■ YOUR INSTRUCTIONS ■
Restate all entries word for word, minus pictures.

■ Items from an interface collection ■
^^^^^^^^^^^^^^^^
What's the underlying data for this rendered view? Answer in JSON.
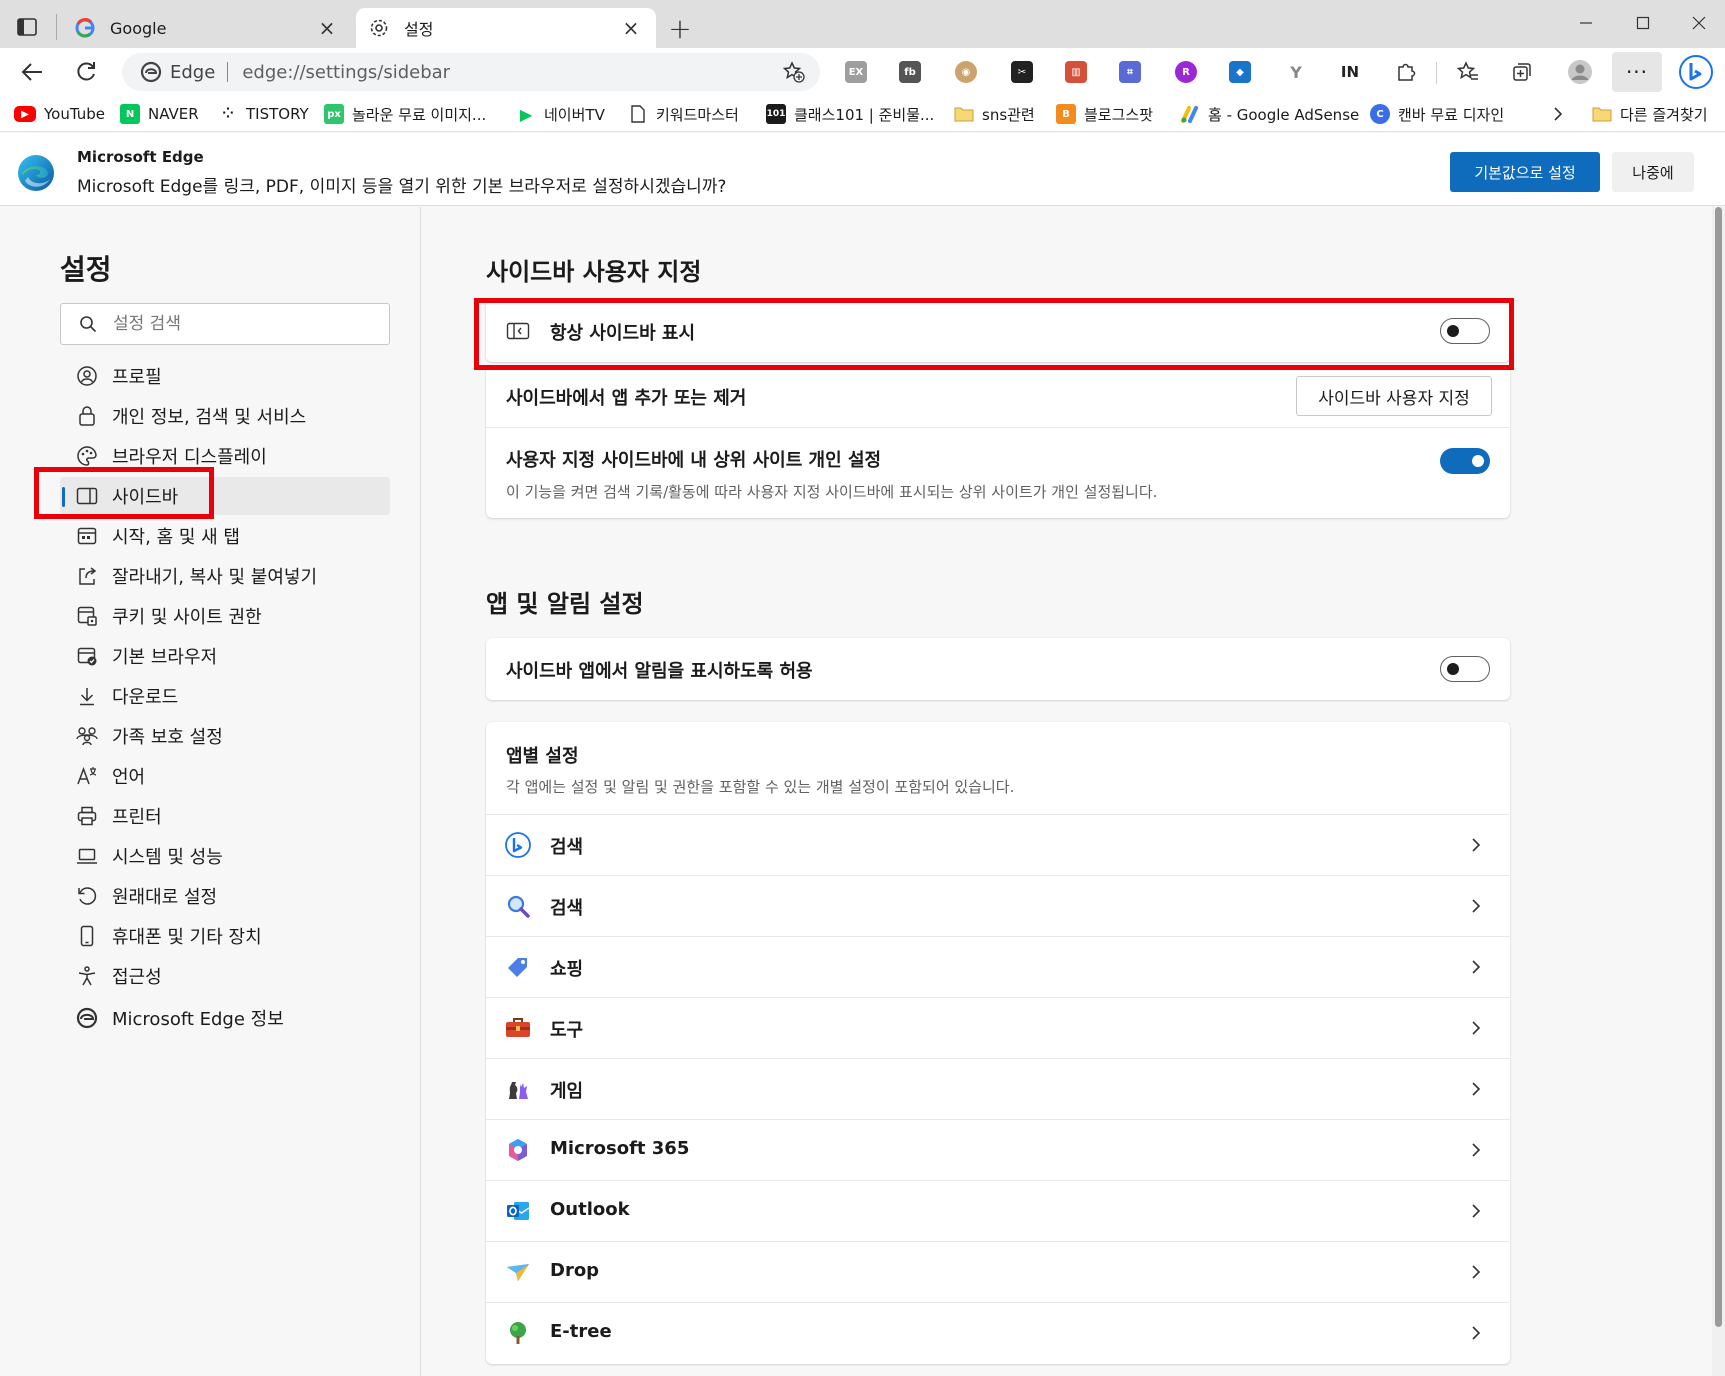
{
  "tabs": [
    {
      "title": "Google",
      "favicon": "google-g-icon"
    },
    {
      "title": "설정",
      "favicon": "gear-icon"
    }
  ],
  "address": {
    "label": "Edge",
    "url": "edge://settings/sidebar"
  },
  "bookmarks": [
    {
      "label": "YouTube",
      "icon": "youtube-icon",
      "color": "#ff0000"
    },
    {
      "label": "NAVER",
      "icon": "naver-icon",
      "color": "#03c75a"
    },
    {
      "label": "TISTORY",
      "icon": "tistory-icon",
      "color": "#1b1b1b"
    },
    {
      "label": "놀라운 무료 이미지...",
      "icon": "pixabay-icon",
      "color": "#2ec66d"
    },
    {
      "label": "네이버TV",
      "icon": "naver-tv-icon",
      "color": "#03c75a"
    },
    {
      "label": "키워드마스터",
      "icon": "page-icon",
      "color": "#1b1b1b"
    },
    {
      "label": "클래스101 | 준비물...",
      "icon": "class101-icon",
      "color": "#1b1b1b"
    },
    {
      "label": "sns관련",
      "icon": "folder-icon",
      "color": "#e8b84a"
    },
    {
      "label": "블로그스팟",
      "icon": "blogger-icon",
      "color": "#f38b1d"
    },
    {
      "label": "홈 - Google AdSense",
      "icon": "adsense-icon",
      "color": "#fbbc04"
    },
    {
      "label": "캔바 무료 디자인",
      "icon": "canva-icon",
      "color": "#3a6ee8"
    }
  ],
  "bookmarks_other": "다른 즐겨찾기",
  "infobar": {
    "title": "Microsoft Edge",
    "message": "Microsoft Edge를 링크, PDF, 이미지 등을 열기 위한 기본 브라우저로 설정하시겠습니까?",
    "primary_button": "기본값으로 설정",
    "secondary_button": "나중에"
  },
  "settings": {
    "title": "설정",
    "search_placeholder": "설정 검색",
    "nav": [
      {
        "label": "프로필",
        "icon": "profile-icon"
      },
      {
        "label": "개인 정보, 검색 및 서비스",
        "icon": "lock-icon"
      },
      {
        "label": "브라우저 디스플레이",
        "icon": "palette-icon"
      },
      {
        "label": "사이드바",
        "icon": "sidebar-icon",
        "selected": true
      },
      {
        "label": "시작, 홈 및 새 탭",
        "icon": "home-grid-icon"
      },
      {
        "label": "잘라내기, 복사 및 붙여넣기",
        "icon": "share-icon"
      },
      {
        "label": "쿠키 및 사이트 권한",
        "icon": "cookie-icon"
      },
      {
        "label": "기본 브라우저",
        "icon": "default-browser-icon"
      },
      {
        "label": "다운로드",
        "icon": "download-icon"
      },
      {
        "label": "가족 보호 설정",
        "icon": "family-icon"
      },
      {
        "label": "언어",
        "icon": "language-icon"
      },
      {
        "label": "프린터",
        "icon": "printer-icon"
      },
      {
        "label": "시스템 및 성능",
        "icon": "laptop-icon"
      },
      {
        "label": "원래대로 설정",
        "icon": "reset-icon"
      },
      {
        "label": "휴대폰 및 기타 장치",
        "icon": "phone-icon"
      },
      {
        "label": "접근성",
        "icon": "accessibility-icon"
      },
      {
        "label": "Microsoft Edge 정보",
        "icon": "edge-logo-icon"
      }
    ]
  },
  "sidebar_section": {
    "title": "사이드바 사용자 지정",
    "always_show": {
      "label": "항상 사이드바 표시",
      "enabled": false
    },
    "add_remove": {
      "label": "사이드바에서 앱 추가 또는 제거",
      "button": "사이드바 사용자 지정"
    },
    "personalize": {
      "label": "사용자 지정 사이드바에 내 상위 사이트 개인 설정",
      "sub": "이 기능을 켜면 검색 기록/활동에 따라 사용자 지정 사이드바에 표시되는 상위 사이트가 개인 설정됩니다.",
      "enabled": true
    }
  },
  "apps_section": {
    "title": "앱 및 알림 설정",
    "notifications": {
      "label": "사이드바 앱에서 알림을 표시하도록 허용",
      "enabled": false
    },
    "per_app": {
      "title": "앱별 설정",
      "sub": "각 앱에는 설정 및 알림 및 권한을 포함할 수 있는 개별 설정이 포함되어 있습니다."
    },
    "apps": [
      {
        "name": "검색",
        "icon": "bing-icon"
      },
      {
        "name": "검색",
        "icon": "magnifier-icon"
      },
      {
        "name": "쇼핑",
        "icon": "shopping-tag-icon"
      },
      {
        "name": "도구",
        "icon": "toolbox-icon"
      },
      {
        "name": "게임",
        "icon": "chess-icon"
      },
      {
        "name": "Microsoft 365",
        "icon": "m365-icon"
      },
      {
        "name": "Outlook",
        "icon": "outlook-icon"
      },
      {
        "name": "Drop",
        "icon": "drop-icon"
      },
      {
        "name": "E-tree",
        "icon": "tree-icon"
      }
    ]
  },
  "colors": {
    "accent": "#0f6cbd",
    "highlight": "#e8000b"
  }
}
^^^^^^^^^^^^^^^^
■ RESPONSE BOX ■
What's the underlying data for this rendered view? Answer in JSON.
{
  "tabs": [
    {
      "title": "Google",
      "favicon": "google-g-icon"
    },
    {
      "title": "설정",
      "favicon": "gear-icon"
    }
  ],
  "address": {
    "label": "Edge",
    "url": "edge://settings/sidebar"
  },
  "bookmarks": [
    {
      "label": "YouTube",
      "icon": "youtube-icon",
      "color": "#ff0000"
    },
    {
      "label": "NAVER",
      "icon": "naver-icon",
      "color": "#03c75a"
    },
    {
      "label": "TISTORY",
      "icon": "tistory-icon",
      "color": "#1b1b1b"
    },
    {
      "label": "놀라운 무료 이미지...",
      "icon": "pixabay-icon",
      "color": "#2ec66d"
    },
    {
      "label": "네이버TV",
      "icon": "naver-tv-icon",
      "color": "#03c75a"
    },
    {
      "label": "키워드마스터",
      "icon": "page-icon",
      "color": "#1b1b1b"
    },
    {
      "label": "클래스101 | 준비물...",
      "icon": "class101-icon",
      "color": "#1b1b1b"
    },
    {
      "label": "sns관련",
      "icon": "folder-icon",
      "color": "#e8b84a"
    },
    {
      "label": "블로그스팟",
      "icon": "blogger-icon",
      "color": "#f38b1d"
    },
    {
      "label": "홈 - Google AdSense",
      "icon": "adsense-icon",
      "color": "#fbbc04"
    },
    {
      "label": "캔바 무료 디자인",
      "icon": "canva-icon",
      "color": "#3a6ee8"
    }
  ],
  "bookmarks_other": "다른 즐겨찾기",
  "infobar": {
    "title": "Microsoft Edge",
    "message": "Microsoft Edge를 링크, PDF, 이미지 등을 열기 위한 기본 브라우저로 설정하시겠습니까?",
    "primary_button": "기본값으로 설정",
    "secondary_button": "나중에"
  },
  "settings": {
    "title": "설정",
    "search_placeholder": "설정 검색",
    "nav": [
      {
        "label": "프로필",
        "icon": "profile-icon"
      },
      {
        "label": "개인 정보, 검색 및 서비스",
        "icon": "lock-icon"
      },
      {
        "label": "브라우저 디스플레이",
        "icon": "palette-icon"
      },
      {
        "label": "사이드바",
        "icon": "sidebar-icon",
        "selected": true
      },
      {
        "label": "시작, 홈 및 새 탭",
        "icon": "home-grid-icon"
      },
      {
        "label": "잘라내기, 복사 및 붙여넣기",
        "icon": "share-icon"
      },
      {
        "label": "쿠키 및 사이트 권한",
        "icon": "cookie-icon"
      },
      {
        "label": "기본 브라우저",
        "icon": "default-browser-icon"
      },
      {
        "label": "다운로드",
        "icon": "download-icon"
      },
      {
        "label": "가족 보호 설정",
        "icon": "family-icon"
      },
      {
        "label": "언어",
        "icon": "language-icon"
      },
      {
        "label": "프린터",
        "icon": "printer-icon"
      },
      {
        "label": "시스템 및 성능",
        "icon": "laptop-icon"
      },
      {
        "label": "원래대로 설정",
        "icon": "reset-icon"
      },
      {
        "label": "휴대폰 및 기타 장치",
        "icon": "phone-icon"
      },
      {
        "label": "접근성",
        "icon": "accessibility-icon"
      },
      {
        "label": "Microsoft Edge 정보",
        "icon": "edge-logo-icon"
      }
    ]
  },
  "sidebar_section": {
    "title": "사이드바 사용자 지정",
    "always_show": {
      "label": "항상 사이드바 표시",
      "enabled": false
    },
    "add_remove": {
      "label": "사이드바에서 앱 추가 또는 제거",
      "button": "사이드바 사용자 지정"
    },
    "personalize": {
      "label": "사용자 지정 사이드바에 내 상위 사이트 개인 설정",
      "sub": "이 기능을 켜면 검색 기록/활동에 따라 사용자 지정 사이드바에 표시되는 상위 사이트가 개인 설정됩니다.",
      "enabled": true
    }
  },
  "apps_section": {
    "title": "앱 및 알림 설정",
    "notifications": {
      "label": "사이드바 앱에서 알림을 표시하도록 허용",
      "enabled": false
    },
    "per_app": {
      "title": "앱별 설정",
      "sub": "각 앱에는 설정 및 알림 및 권한을 포함할 수 있는 개별 설정이 포함되어 있습니다."
    },
    "apps": [
      {
        "name": "검색",
        "icon": "bing-icon"
      },
      {
        "name": "검색",
        "icon": "magnifier-icon"
      },
      {
        "name": "쇼핑",
        "icon": "shopping-tag-icon"
      },
      {
        "name": "도구",
        "icon": "toolbox-icon"
      },
      {
        "name": "게임",
        "icon": "chess-icon"
      },
      {
        "name": "Microsoft 365",
        "icon": "m365-icon"
      },
      {
        "name": "Outlook",
        "icon": "outlook-icon"
      },
      {
        "name": "Drop",
        "icon": "drop-icon"
      },
      {
        "name": "E-tree",
        "icon": "tree-icon"
      }
    ]
  },
  "colors": {
    "accent": "#0f6cbd",
    "highlight": "#e8000b"
  }
}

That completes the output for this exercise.